### DATASET RECORDS
* * * * * * *
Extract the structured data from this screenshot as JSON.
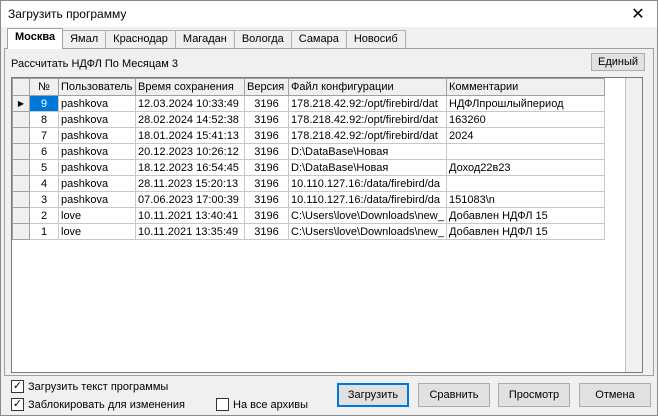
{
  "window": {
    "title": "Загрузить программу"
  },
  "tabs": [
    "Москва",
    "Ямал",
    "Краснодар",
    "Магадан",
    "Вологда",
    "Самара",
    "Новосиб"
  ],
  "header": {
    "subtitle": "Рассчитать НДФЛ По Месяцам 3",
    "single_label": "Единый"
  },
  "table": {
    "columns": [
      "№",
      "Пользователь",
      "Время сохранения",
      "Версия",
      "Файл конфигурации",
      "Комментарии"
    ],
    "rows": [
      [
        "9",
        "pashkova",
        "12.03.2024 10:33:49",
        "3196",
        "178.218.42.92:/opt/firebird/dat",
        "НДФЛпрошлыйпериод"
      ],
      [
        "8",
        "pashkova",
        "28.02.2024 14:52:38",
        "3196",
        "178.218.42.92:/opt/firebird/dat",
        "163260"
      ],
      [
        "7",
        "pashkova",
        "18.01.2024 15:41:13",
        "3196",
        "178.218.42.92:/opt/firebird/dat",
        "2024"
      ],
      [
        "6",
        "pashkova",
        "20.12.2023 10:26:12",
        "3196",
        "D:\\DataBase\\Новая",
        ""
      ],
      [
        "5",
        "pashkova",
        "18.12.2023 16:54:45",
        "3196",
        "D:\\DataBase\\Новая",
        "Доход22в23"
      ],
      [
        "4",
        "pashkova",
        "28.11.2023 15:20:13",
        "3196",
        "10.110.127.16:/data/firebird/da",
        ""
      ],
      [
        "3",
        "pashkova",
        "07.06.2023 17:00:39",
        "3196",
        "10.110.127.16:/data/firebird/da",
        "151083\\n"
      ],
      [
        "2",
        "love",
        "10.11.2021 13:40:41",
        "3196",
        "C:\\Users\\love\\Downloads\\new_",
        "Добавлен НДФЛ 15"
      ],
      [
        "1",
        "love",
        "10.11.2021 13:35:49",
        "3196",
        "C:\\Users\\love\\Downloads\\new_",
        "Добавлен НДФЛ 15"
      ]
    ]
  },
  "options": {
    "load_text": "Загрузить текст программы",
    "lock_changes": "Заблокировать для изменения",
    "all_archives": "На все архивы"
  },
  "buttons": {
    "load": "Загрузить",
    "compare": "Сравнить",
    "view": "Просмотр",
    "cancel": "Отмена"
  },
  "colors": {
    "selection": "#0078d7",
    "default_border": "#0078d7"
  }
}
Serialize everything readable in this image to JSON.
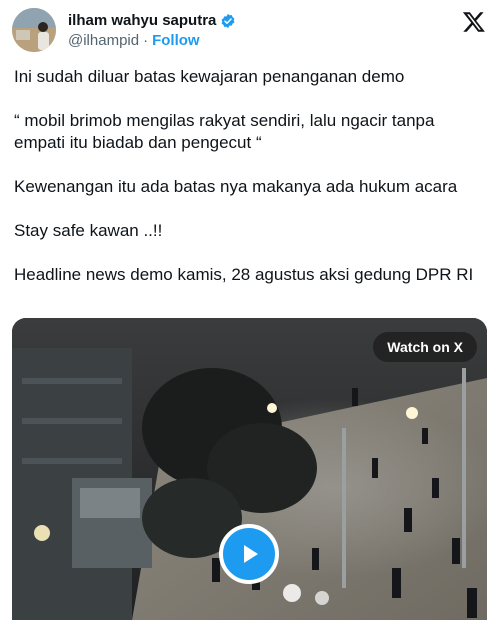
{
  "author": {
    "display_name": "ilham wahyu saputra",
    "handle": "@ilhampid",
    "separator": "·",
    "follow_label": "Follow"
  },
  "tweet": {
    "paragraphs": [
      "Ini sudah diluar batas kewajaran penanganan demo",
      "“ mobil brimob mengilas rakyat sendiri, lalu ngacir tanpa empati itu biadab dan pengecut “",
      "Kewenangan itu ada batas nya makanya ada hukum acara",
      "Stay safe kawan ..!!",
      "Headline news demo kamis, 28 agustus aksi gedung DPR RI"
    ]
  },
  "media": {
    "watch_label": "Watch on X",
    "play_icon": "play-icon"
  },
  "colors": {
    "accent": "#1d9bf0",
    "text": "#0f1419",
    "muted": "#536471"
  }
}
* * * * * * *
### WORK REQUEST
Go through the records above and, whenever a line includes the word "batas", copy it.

### EXPECTED OUTPUT
      "Ini sudah diluar batas kewajaran penanganan demo",
      "Kewenangan itu ada batas nya makanya ada hukum acara",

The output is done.